Macular degeneration, or age-related macular degeneration -- AMD -- is the leading cause of vision loss and legal blindness in Americans age 65 and older.

AMD is a chronic eye disease that gradually destroys sharp central vision. The eye-health organizations estimate that by 2020, Americans with moderate to severe AMD will number 17 million, more than double the current number.

Macular degeneration affects the central vision but not the peripheral vision; therefore, it does not cause total blindness. The progression of AMD can be slow or rapid, but the deterioration of central vision generally occurs over a period of a few years. Pain is not associated with AMD.

Early warning signs of AMD:

* Straight lines that appear wavy.

* Difficulty seeing at a distance.

* Decreased ability to distinguish colors.

* Inability to see details, faces, or words in a book.

* Dark or empty spots blocking the center of your vision.

Although the exact cause of AMD is unknown, several studies have shown that individuals over 50 with hypertension who smoke or have a family history of AMD have a high risk factor.

What can you do to prevent or lower your risk of AMD?

* Stop smoking. Smoking increases your risk two to five times.

* Control your blood pressure. The eye is a highly vascular organ and the rate of blood exchange in the eye is the highest in the body.

* Protect your eyes from exposure to harmful sunlight. Blue light and ultraviolet light can damage your retina. Wear sunglasses and a hat or visor outside.

* Eat a healthful diet. The diet widely recommended as beneficial for cardiovascular health seems to help people suffering from AMD.

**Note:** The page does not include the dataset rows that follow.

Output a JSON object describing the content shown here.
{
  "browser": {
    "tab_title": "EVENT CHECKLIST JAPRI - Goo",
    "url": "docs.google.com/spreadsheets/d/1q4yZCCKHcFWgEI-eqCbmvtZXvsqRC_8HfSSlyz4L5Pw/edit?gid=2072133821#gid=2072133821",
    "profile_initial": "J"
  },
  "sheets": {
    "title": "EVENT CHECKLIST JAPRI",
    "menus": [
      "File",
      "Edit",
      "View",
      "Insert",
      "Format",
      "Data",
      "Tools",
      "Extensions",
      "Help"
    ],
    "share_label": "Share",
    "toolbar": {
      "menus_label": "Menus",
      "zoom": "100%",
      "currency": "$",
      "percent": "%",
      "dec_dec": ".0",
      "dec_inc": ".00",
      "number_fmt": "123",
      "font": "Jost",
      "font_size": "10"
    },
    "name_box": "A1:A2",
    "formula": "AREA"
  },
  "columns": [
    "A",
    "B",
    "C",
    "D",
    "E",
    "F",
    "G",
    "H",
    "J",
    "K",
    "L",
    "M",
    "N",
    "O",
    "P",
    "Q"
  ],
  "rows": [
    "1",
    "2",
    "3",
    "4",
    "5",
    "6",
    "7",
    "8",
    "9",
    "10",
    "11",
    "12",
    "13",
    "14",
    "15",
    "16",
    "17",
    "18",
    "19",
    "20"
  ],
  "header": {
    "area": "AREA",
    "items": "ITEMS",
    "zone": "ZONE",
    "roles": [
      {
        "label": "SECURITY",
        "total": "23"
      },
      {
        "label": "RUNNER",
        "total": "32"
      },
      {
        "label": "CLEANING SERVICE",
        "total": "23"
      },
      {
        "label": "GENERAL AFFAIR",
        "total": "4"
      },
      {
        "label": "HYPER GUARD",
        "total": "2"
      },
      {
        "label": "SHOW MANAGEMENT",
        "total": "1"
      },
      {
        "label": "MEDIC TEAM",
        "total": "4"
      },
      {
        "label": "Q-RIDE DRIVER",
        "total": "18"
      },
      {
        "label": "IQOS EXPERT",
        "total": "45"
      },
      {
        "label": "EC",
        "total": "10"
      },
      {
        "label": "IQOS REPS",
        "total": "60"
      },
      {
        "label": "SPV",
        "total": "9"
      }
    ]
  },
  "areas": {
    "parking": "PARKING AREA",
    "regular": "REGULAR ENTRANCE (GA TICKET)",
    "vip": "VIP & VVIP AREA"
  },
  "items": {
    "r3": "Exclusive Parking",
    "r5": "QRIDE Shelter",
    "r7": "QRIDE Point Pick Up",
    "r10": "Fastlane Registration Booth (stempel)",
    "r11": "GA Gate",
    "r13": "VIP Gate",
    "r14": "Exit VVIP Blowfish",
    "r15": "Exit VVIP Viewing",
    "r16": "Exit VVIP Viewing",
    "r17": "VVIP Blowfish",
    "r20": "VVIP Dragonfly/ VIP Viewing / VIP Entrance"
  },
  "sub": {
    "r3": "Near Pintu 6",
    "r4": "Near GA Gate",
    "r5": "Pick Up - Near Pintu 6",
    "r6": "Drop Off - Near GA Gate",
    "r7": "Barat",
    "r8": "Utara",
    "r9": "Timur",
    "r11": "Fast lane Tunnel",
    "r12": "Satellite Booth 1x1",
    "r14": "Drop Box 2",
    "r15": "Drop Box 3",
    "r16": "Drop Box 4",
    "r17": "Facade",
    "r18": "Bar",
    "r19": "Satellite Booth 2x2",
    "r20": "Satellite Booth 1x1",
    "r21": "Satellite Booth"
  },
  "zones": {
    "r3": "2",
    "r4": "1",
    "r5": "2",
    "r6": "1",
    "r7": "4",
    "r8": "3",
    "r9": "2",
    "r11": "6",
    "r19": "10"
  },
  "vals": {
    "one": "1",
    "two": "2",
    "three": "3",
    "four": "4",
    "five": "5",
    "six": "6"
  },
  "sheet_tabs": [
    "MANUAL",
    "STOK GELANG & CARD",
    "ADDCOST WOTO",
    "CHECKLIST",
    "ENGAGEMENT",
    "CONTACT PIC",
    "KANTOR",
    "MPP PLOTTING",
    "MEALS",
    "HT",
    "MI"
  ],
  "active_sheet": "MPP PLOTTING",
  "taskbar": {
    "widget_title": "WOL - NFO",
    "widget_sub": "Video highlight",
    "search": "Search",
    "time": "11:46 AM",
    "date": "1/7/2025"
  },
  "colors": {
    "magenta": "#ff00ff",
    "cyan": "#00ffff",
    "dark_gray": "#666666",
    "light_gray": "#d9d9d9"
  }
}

Reprinted with permission from Alphapointe Association for the Blind.